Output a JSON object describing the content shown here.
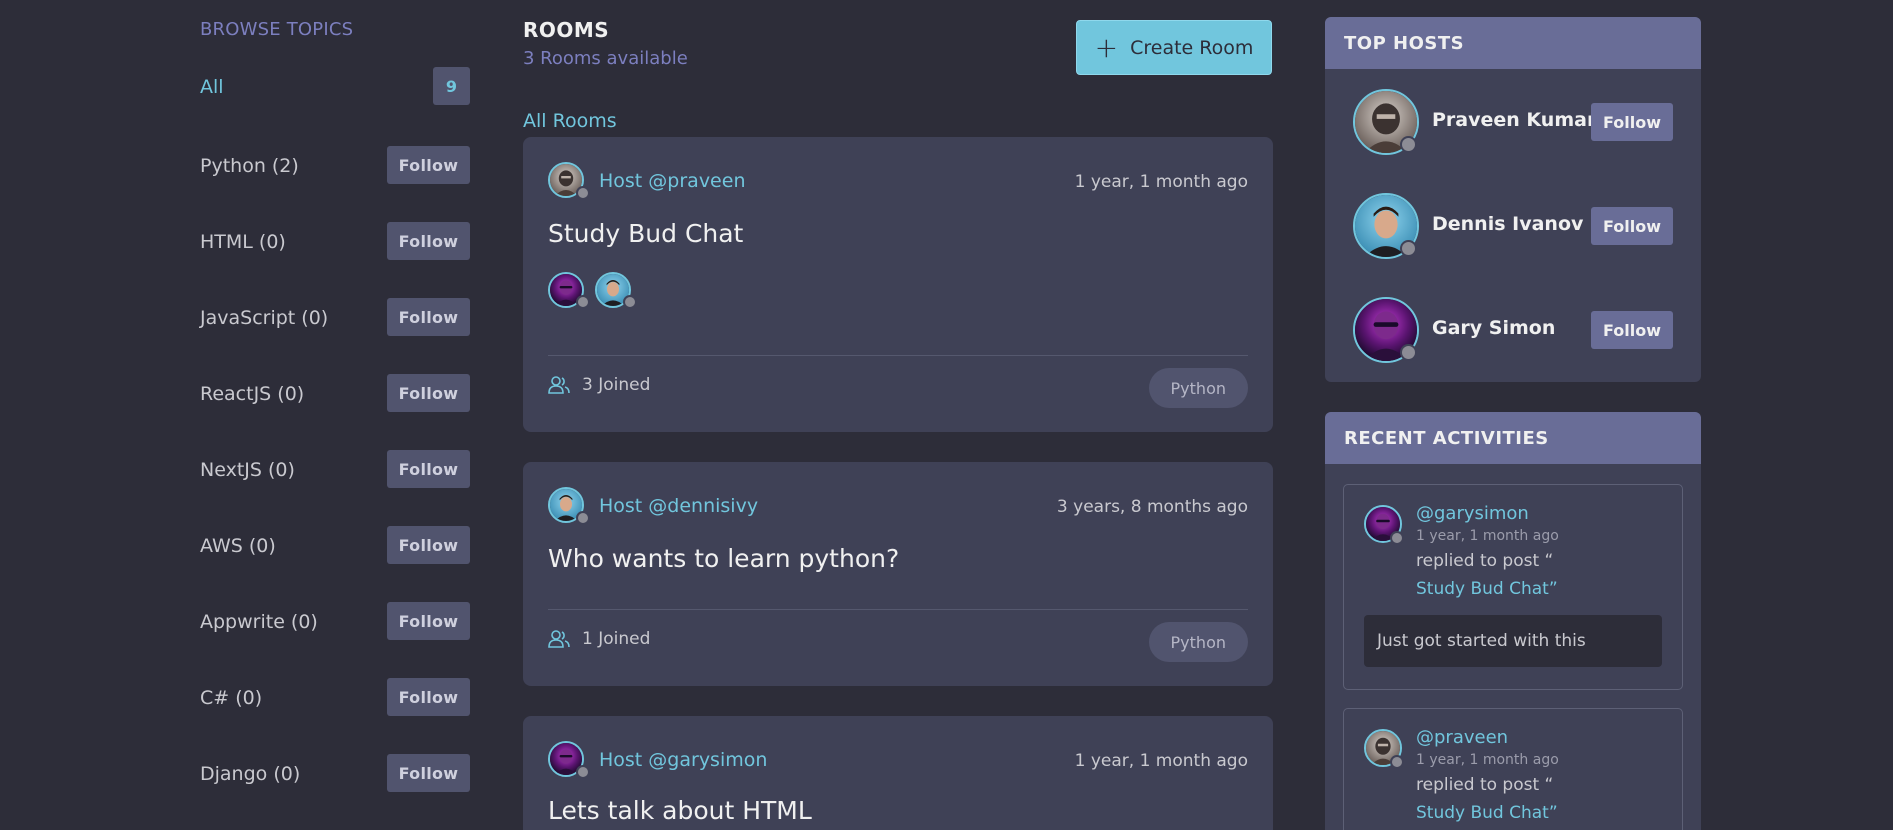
{
  "topics": {
    "title": "BROWSE TOPICS",
    "all": {
      "label": "All",
      "count": "9"
    },
    "items": [
      {
        "label": "Python (2)",
        "follow": "Follow"
      },
      {
        "label": "HTML (0)",
        "follow": "Follow"
      },
      {
        "label": "JavaScript (0)",
        "follow": "Follow"
      },
      {
        "label": "ReactJS (0)",
        "follow": "Follow"
      },
      {
        "label": "NextJS (0)",
        "follow": "Follow"
      },
      {
        "label": "AWS (0)",
        "follow": "Follow"
      },
      {
        "label": "Appwrite (0)",
        "follow": "Follow"
      },
      {
        "label": "C# (0)",
        "follow": "Follow"
      },
      {
        "label": "Django (0)",
        "follow": "Follow"
      }
    ]
  },
  "rooms": {
    "title": "ROOMS",
    "subtitle": "3 Rooms available",
    "create_label": "Create Room",
    "filter_label": "All Rooms",
    "cards": [
      {
        "host": "Host @praveen",
        "time": "1 year, 1 month ago",
        "title": "Study Bud Chat",
        "joined": "3 Joined",
        "tag": "Python",
        "avatar": "praveen",
        "participants": [
          "gary",
          "dennis"
        ]
      },
      {
        "host": "Host @dennisivy",
        "time": "3 years, 8 months ago",
        "title": "Who wants to learn python?",
        "joined": "1 Joined",
        "tag": "Python",
        "avatar": "dennis"
      },
      {
        "host": "Host @garysimon",
        "time": "1 year, 1 month ago",
        "title": "Lets talk about HTML",
        "avatar": "gary"
      }
    ]
  },
  "top_hosts": {
    "title": "TOP HOSTS",
    "hosts": [
      {
        "name": "Praveen Kumar",
        "follow": "Follow",
        "avatar": "praveen"
      },
      {
        "name": "Dennis Ivanov",
        "follow": "Follow",
        "avatar": "dennis"
      },
      {
        "name": "Gary Simon",
        "follow": "Follow",
        "avatar": "gary"
      }
    ]
  },
  "activities": {
    "title": "RECENT ACTIVITIES",
    "items": [
      {
        "user": "@garysimon",
        "time": "1 year, 1 month ago",
        "action": "replied to post “",
        "target": "Study Bud Chat”",
        "quote": "Just got started with this",
        "avatar": "gary"
      },
      {
        "user": "@praveen",
        "time": "1 year, 1 month ago",
        "action": "replied to post “",
        "target": "Study Bud Chat”",
        "avatar": "praveen"
      }
    ]
  },
  "colors": {
    "background": "#2d2d39",
    "card": "#3f4156",
    "accent": "#71c6dd",
    "panel_header": "#696d97"
  },
  "icons": {
    "create": "plus-icon",
    "joined": "users-icon",
    "status": "online-status-icon"
  }
}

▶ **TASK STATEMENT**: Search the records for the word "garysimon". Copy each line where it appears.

▶ **EXERCISE OUTPUT**:
        "host": "Host @garysimon",
        "user": "@garysimon",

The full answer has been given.